■ PROBLEM STATEMENT
Only the lines from the one that includes "Decode this image" through the last line below belong in the reply, copied exactly and without pictures.

(DATASET EXCERPTS)

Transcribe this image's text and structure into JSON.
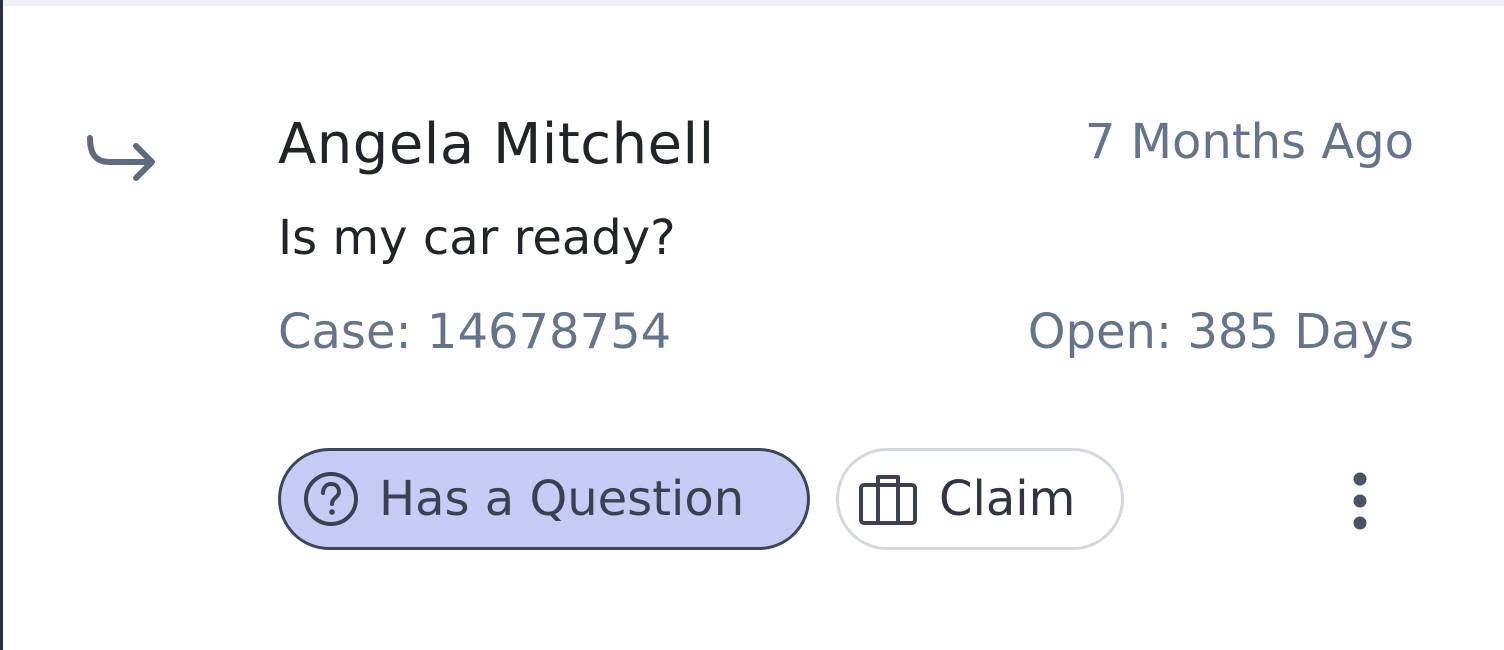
{
  "item": {
    "author": "Angela Mitchell",
    "timestamp": "7 Months Ago",
    "message": "Is my car ready?",
    "case_number": "Case: 14678754",
    "open_duration": "Open: 385 Days"
  },
  "tags": {
    "question_label": "Has a Question",
    "question_icon": "question-circle-icon",
    "question_bg": "#c5cbf4"
  },
  "actions": {
    "claim_label": "Claim",
    "claim_icon": "briefcase-icon",
    "reply_icon": "reply-arrow-icon",
    "more_icon": "vertical-dots-icon"
  },
  "colors": {
    "primary_text": "#212529",
    "muted_text": "#64748b",
    "border_dark": "#3d4656"
  }
}
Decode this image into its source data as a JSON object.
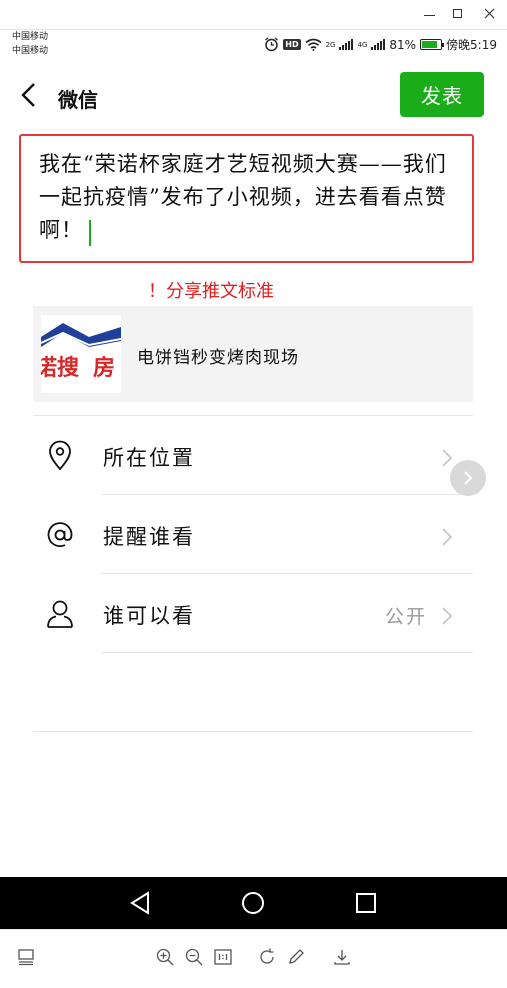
{
  "status_bar": {
    "carrier_1": "中国移动",
    "carrier_2": "中国移动",
    "hd": "HD",
    "net_1": "2G",
    "net_2": "4G",
    "battery": "81%",
    "battery_level": 0.81,
    "time": "傍晚5:19"
  },
  "header": {
    "title": "微信",
    "publish_label": "发表"
  },
  "compose": {
    "text": "我在“荣诺杯家庭才艺短视频大赛——我们一起抗疫情”发布了小视频，进去看看点赞啊！"
  },
  "note": "！分享推文标准",
  "share_card": {
    "title": "电饼铛秒变烤肉现场"
  },
  "options": [
    {
      "label": "所在位置",
      "icon": "location-pin-icon",
      "value": ""
    },
    {
      "label": "提醒谁看",
      "icon": "at-icon",
      "value": ""
    },
    {
      "label": "谁可以看",
      "icon": "person-icon",
      "value": "公开"
    }
  ],
  "colors": {
    "accent_green": "#1aad19",
    "highlight_red": "#e03b3b"
  }
}
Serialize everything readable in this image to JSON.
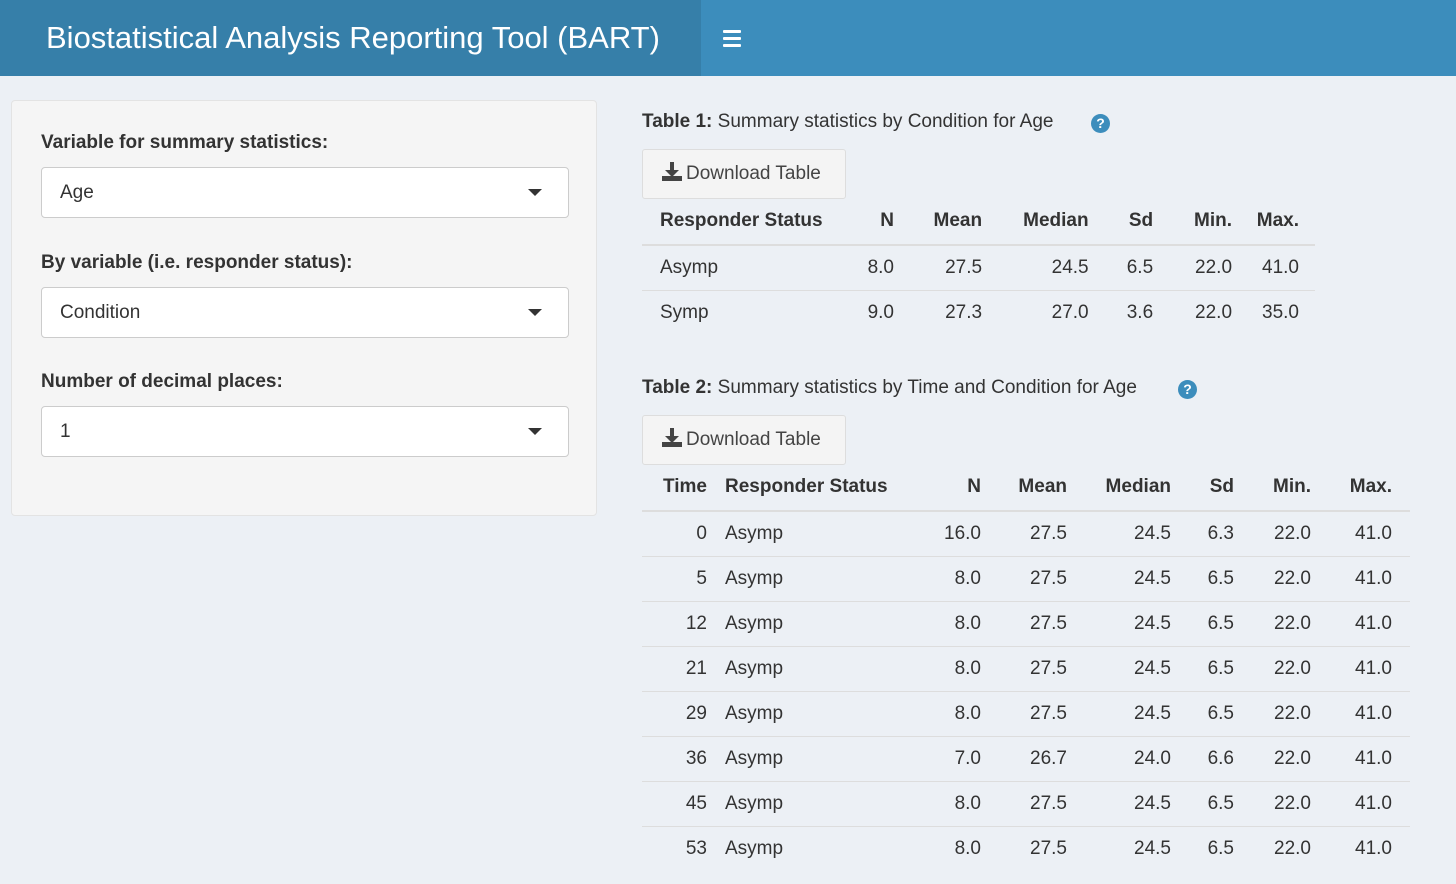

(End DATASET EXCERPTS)

■ THE ANSWER
Decode this image into its source data as a JSON object.
{
  "status_bar": {
    "carrier_1": "中国移动",
    "carrier_2": "中国移动",
    "hd": "HD",
    "net_1": "2G",
    "net_2": "4G",
    "battery": "81%",
    "battery_level": 0.81,
    "time": "傍晚5:19"
  },
  "header": {
    "title": "微信",
    "publish_label": "发表"
  },
  "compose": {
    "text": "我在“荣诺杯家庭才艺短视频大赛——我们一起抗疫情”发布了小视频，进去看看点赞啊！"
  },
  "note": "！分享推文标准",
  "share_card": {
    "title": "电饼铛秒变烤肉现场"
  },
  "options": [
    {
      "label": "所在位置",
      "icon": "location-pin-icon",
      "value": ""
    },
    {
      "label": "提醒谁看",
      "icon": "at-icon",
      "value": ""
    },
    {
      "label": "谁可以看",
      "icon": "person-icon",
      "value": "公开"
    }
  ],
  "colors": {
    "accent_green": "#1aad19",
    "highlight_red": "#e03b3b"
  }
}
Serialize everything readable in this image to JSON.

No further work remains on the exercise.